Re: User-supplied paths
In the HTTP protocol there are explicit places for communicating user-supplied variables - in the query string or POST body. So why, for the love of Tim, are they putting the (user-supplied) verification code in the request path?
While I agree, generally speaking, with the sentiment, the HTTP specification (RFC 2616 for HTTP/1.1) does not distinguish between the abs_path and query-string portions of Request-URI for this purpose, or between the Request-URI and the message-body. All of that data comes from the client (generally the user agent, though some intermediaries, such as proxies, may alter it), and all of it is untrusted.

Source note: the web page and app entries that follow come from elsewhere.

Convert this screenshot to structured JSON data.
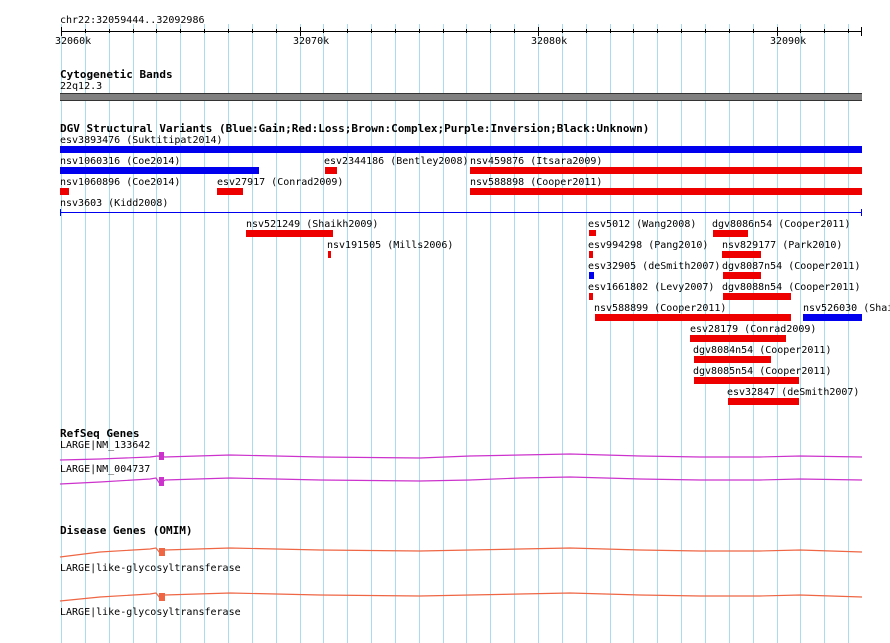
{
  "ruler": {
    "coords": "chr22:32059444..32092986",
    "ticks": [
      "32060k",
      "32070k",
      "32080k",
      "32090k"
    ]
  },
  "cytoband": {
    "title": "Cytogenetic Bands",
    "band": "22q12.3",
    "color": "#808080"
  },
  "dgv": {
    "title": "DGV Structural Variants (Blue:Gain;Red:Loss;Brown:Complex;Purple:Inversion;Black:Unknown)",
    "colors": {
      "gain": "#0000ee",
      "loss": "#ee0000"
    },
    "variants": [
      {
        "label": "esv3893476 (Suktitipat2014)",
        "type": "gain"
      },
      {
        "label": "nsv1060316 (Coe2014)",
        "type": "gain"
      },
      {
        "label": "esv2344186 (Bentley2008)",
        "type": "loss"
      },
      {
        "label": "nsv459876 (Itsara2009)",
        "type": "loss"
      },
      {
        "label": "nsv1060896 (Coe2014)",
        "type": "loss"
      },
      {
        "label": "esv27917 (Conrad2009)",
        "type": "loss"
      },
      {
        "label": "nsv588898 (Cooper2011)",
        "type": "loss"
      },
      {
        "label": "nsv3603 (Kidd2008)",
        "type": "gain"
      },
      {
        "label": "nsv521249 (Shaikh2009)",
        "type": "loss"
      },
      {
        "label": "esv5012 (Wang2008)",
        "type": "loss"
      },
      {
        "label": "dgv8086n54 (Cooper2011)",
        "type": "loss"
      },
      {
        "label": "nsv191505 (Mills2006)",
        "type": "loss"
      },
      {
        "label": "esv994298 (Pang2010)",
        "type": "loss"
      },
      {
        "label": "nsv829177 (Park2010)",
        "type": "loss"
      },
      {
        "label": "esv32905 (deSmith2007)",
        "type": "gain"
      },
      {
        "label": "dgv8087n54 (Cooper2011)",
        "type": "loss"
      },
      {
        "label": "esv1661802 (Levy2007)",
        "type": "loss"
      },
      {
        "label": "dgv8088n54 (Cooper2011)",
        "type": "loss"
      },
      {
        "label": "nsv588899 (Cooper2011)",
        "type": "loss"
      },
      {
        "label": "nsv526030 (Shai",
        "type": "gain"
      },
      {
        "label": "esv28179 (Conrad2009)",
        "type": "loss"
      },
      {
        "label": "dgv8084n54 (Cooper2011)",
        "type": "loss"
      },
      {
        "label": "dgv8085n54 (Cooper2011)",
        "type": "loss"
      },
      {
        "label": "esv32847 (deSmith2007)",
        "type": "loss"
      }
    ]
  },
  "refseq": {
    "title": "RefSeq Genes",
    "color": "#cc33cc",
    "genes": [
      "LARGE|NM_133642",
      "LARGE|NM_004737"
    ]
  },
  "omim": {
    "title": "Disease Genes (OMIM)",
    "color": "#ee6644",
    "genes": [
      "LARGE|like-glycosyltransferase",
      "LARGE|like-glycosyltransferase"
    ]
  }
}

The CGI 1.1 draft specification (never standardized) did explicitly allow program data in the abs_path (what you call "the request path" above). The actual CGI program can appear before the end of the abs_path, and any subsequent path components are passed to it as "PATH_INFO". It's up to the server to decide how the abs_path is partitioned between program-specifier and path-info. Presumably it does so by looking for a translated path component that refers to an executable and not a hierarchical container, though that distinction may be somewhat arbitrary on systems without hierarchical filesystems.
Of course, CGI is widely deprecated these days, and using this design pattern for anything security-related is almost certainly a terrible idea.